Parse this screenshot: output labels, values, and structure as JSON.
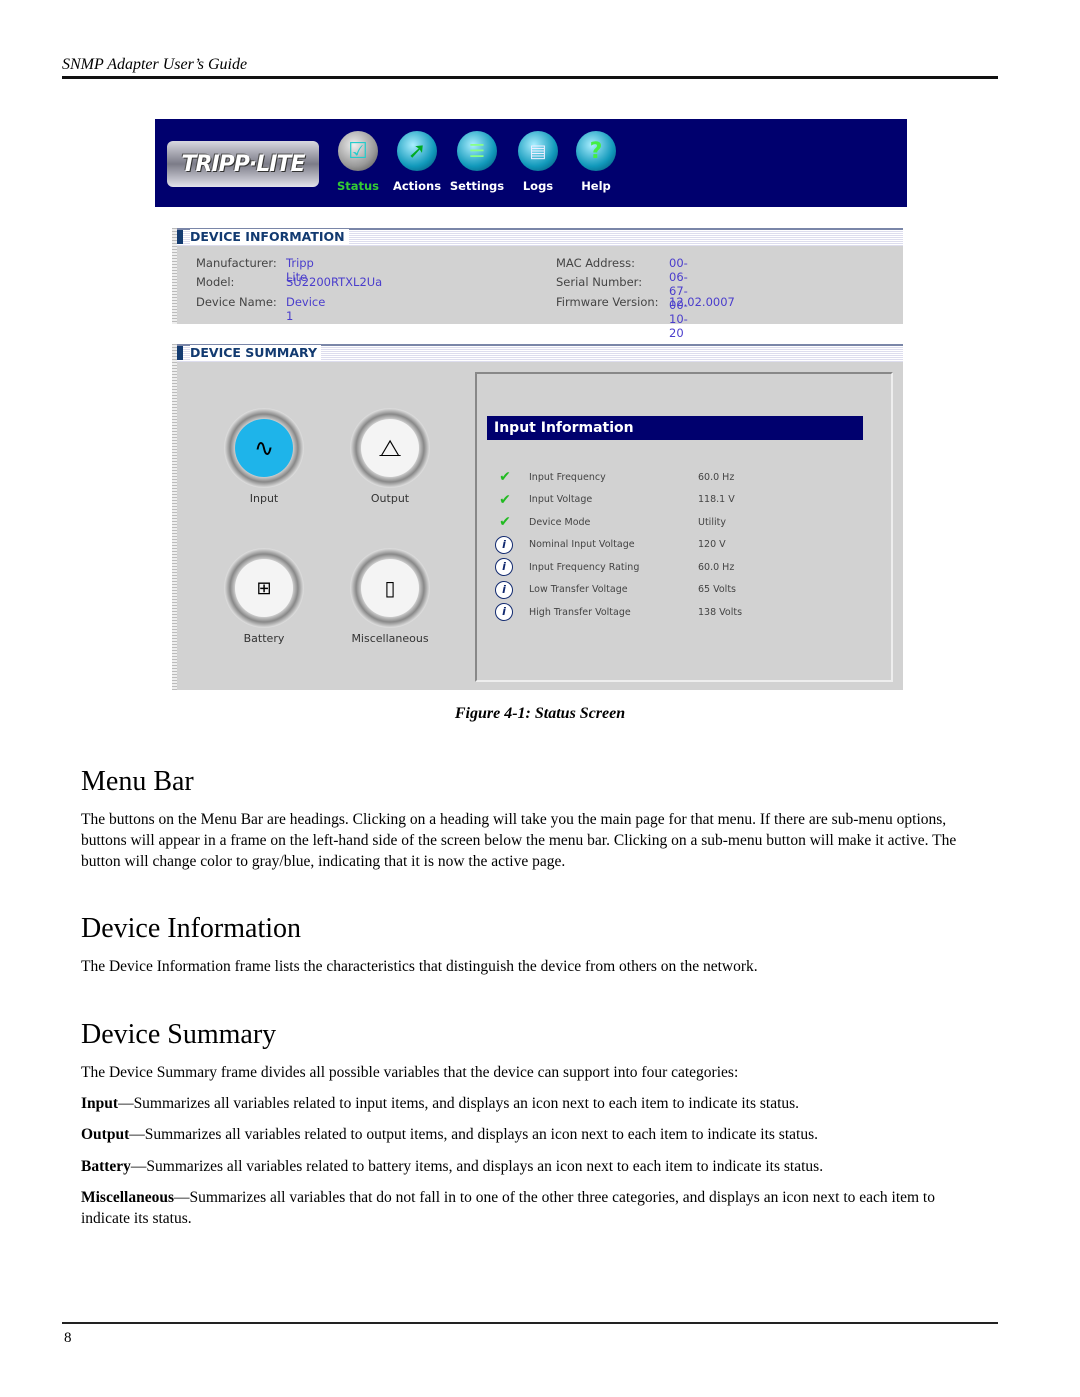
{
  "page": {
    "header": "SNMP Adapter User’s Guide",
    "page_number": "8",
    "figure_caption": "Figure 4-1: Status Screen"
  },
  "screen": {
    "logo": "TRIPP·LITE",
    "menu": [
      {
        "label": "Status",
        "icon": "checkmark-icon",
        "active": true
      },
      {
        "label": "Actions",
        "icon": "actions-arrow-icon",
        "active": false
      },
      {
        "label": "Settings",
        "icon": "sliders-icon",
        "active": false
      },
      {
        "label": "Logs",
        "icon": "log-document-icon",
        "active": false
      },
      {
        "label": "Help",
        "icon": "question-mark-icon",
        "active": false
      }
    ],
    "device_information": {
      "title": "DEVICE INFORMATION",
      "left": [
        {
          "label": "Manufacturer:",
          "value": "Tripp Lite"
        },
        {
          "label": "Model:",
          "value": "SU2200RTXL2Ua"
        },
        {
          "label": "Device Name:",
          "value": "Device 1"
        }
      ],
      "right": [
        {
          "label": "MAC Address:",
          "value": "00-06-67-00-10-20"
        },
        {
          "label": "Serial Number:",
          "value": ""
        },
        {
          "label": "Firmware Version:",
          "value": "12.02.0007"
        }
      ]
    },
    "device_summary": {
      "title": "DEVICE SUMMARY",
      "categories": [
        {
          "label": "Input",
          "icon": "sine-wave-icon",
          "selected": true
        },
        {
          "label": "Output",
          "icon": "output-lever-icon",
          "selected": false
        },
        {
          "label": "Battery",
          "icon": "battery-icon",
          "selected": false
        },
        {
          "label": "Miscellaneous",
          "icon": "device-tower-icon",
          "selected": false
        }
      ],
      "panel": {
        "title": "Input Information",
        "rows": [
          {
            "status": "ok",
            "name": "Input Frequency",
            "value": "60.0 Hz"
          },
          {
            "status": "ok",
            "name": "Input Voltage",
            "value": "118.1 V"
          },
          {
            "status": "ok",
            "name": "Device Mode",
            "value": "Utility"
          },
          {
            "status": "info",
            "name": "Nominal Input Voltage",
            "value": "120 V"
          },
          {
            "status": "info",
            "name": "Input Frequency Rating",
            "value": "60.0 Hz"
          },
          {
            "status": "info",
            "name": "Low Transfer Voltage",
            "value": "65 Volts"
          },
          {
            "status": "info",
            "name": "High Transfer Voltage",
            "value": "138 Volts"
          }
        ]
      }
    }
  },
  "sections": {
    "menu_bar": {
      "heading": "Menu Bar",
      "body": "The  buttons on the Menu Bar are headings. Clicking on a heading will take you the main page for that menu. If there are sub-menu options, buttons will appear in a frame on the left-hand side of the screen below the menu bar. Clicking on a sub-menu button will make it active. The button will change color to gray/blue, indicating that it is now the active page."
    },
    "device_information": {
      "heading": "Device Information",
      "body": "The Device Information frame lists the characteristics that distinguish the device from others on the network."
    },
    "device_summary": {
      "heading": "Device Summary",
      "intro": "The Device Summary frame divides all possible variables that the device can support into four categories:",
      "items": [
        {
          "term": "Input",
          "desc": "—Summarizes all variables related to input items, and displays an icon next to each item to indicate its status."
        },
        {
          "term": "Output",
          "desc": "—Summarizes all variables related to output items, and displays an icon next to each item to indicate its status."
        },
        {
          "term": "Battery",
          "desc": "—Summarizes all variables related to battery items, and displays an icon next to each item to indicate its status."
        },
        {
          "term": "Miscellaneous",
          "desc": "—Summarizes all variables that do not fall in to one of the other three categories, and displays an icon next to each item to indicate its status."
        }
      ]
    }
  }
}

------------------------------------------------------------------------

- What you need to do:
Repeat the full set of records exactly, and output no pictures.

- Output of the task:
Parse this screenshot: output labels, values, and structure as JSON.
{
  "page": {
    "header": "SNMP Adapter User’s Guide",
    "page_number": "8",
    "figure_caption": "Figure 4-1: Status Screen"
  },
  "screen": {
    "logo": "TRIPP·LITE",
    "menu": [
      {
        "label": "Status",
        "icon": "checkmark-icon",
        "active": true
      },
      {
        "label": "Actions",
        "icon": "actions-arrow-icon",
        "active": false
      },
      {
        "label": "Settings",
        "icon": "sliders-icon",
        "active": false
      },
      {
        "label": "Logs",
        "icon": "log-document-icon",
        "active": false
      },
      {
        "label": "Help",
        "icon": "question-mark-icon",
        "active": false
      }
    ],
    "device_information": {
      "title": "DEVICE INFORMATION",
      "left": [
        {
          "label": "Manufacturer:",
          "value": "Tripp Lite"
        },
        {
          "label": "Model:",
          "value": "SU2200RTXL2Ua"
        },
        {
          "label": "Device Name:",
          "value": "Device 1"
        }
      ],
      "right": [
        {
          "label": "MAC Address:",
          "value": "00-06-67-00-10-20"
        },
        {
          "label": "Serial Number:",
          "value": ""
        },
        {
          "label": "Firmware Version:",
          "value": "12.02.0007"
        }
      ]
    },
    "device_summary": {
      "title": "DEVICE SUMMARY",
      "categories": [
        {
          "label": "Input",
          "icon": "sine-wave-icon",
          "selected": true
        },
        {
          "label": "Output",
          "icon": "output-lever-icon",
          "selected": false
        },
        {
          "label": "Battery",
          "icon": "battery-icon",
          "selected": false
        },
        {
          "label": "Miscellaneous",
          "icon": "device-tower-icon",
          "selected": false
        }
      ],
      "panel": {
        "title": "Input Information",
        "rows": [
          {
            "status": "ok",
            "name": "Input Frequency",
            "value": "60.0 Hz"
          },
          {
            "status": "ok",
            "name": "Input Voltage",
            "value": "118.1 V"
          },
          {
            "status": "ok",
            "name": "Device Mode",
            "value": "Utility"
          },
          {
            "status": "info",
            "name": "Nominal Input Voltage",
            "value": "120 V"
          },
          {
            "status": "info",
            "name": "Input Frequency Rating",
            "value": "60.0 Hz"
          },
          {
            "status": "info",
            "name": "Low Transfer Voltage",
            "value": "65 Volts"
          },
          {
            "status": "info",
            "name": "High Transfer Voltage",
            "value": "138 Volts"
          }
        ]
      }
    }
  },
  "sections": {
    "menu_bar": {
      "heading": "Menu Bar",
      "body": "The  buttons on the Menu Bar are headings. Clicking on a heading will take you the main page for that menu. If there are sub-menu options, buttons will appear in a frame on the left-hand side of the screen below the menu bar. Clicking on a sub-menu button will make it active. The button will change color to gray/blue, indicating that it is now the active page."
    },
    "device_information": {
      "heading": "Device Information",
      "body": "The Device Information frame lists the characteristics that distinguish the device from others on the network."
    },
    "device_summary": {
      "heading": "Device Summary",
      "intro": "The Device Summary frame divides all possible variables that the device can support into four categories:",
      "items": [
        {
          "term": "Input",
          "desc": "—Summarizes all variables related to input items, and displays an icon next to each item to indicate its status."
        },
        {
          "term": "Output",
          "desc": "—Summarizes all variables related to output items, and displays an icon next to each item to indicate its status."
        },
        {
          "term": "Battery",
          "desc": "—Summarizes all variables related to battery items, and displays an icon next to each item to indicate its status."
        },
        {
          "term": "Miscellaneous",
          "desc": "—Summarizes all variables that do not fall in to one of the other three categories, and displays an icon next to each item to indicate its status."
        }
      ]
    }
  }
}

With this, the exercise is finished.